Ce stage a pour but de développer puis d’optimiser une méthode de mesure in-situ permettant de relever la température à l’interface de soudage pendant l’assemblage de papiers/cartons. Elle présente un fort potentiel en vue de mieux comprendre le soudage US des papiers/cartons, notamment concernant l’identification des contributions du procédé et du matériau à la formation des joints soudés. // The objective is to develop and optimize an in-situ temperature monitoring which can record the temperature at the welding interface during the US welding of papers. Such a method could be highly valuable to understand the phenomena intervening when welding papers. In particular, it could lead to a better understanding regarding what are the respective contributions of process inputs and material properties in the establishment of the welded joints.
In the framework of a collaborative project with a European industrial partner producing high technicity papers, the LGP2 laboratory (Laboratory of Pulp and Paper Science and Graphic Arts, UMR CNRS-Grenoble INP 5518) offers a 6-month internship forM2 students.
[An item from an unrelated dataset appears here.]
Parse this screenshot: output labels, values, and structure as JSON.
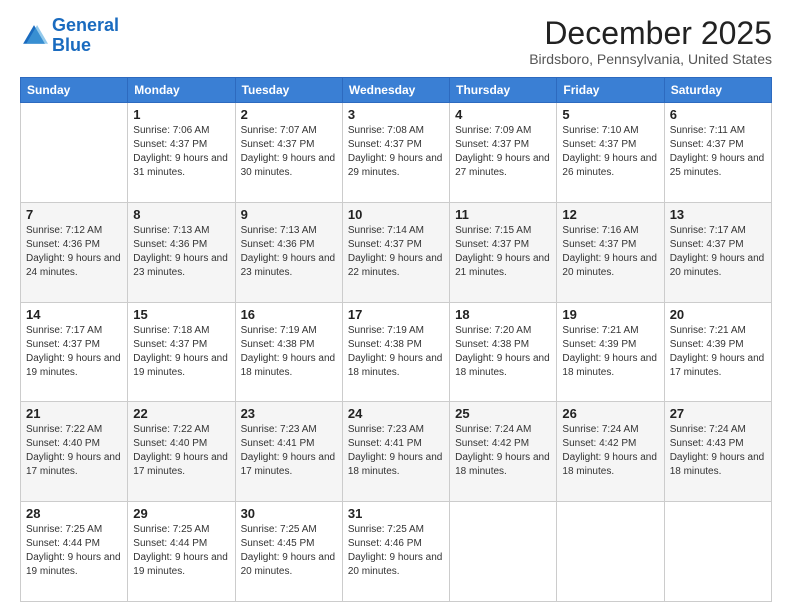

The objective of this project is to propose solutions that can be transferred on an industrial scale in the short term, to a company seeking to improve the end-use properties of the materials produced by committing to an eco-design approach. This study is part of a larger project and follows a previous collaboration with the same partners. Despite positive results and patent filing, there are still questions and challenges to overcome for the up-scaling of these results on production paper machine. It will build on the results already obtained, with the objective to optimize and transfer the most promising results to a pilot and industrial scale.
The objective of this study is to propose an innovative low -energy and environmentallyfriendly combinative process for the production of M/NFC from bleached Eucalyptus bark(EB) and Beechwood (BW). The main originality of the project is to compare producedM/NFCswith M/NFCs already produced from unbleached EB and BW. The main goal is to study the effect of lignin on the properties of M/NFCs. Applications in the fields of packaging (films or nanopapers) and wood particleboard (tannins-based adhesives) will be considered in the project.
Currently, research is oriented toward the use of microfibrillated cellulose (MFC) as a replacement for fossil-fuel based materials, e.g., in composites, coatings and packaging materials.The typical raw material is a chemically delignified, bleached cellulose pulp, although more and more research is oriented towards the study of the potential use of unbleached pulp. Indeed, several efforts have been made to find cost-effective methods and raw materials to produce MFC in a more environmentally friendly way. Actually, the extraction of cellulose nanofibrils containing lignin (LCMF) makes possible the use of a cheaper raw material while eliminating the bleaching stage. In fact, the effect of the presence of lignin is still debated in the scientific literature...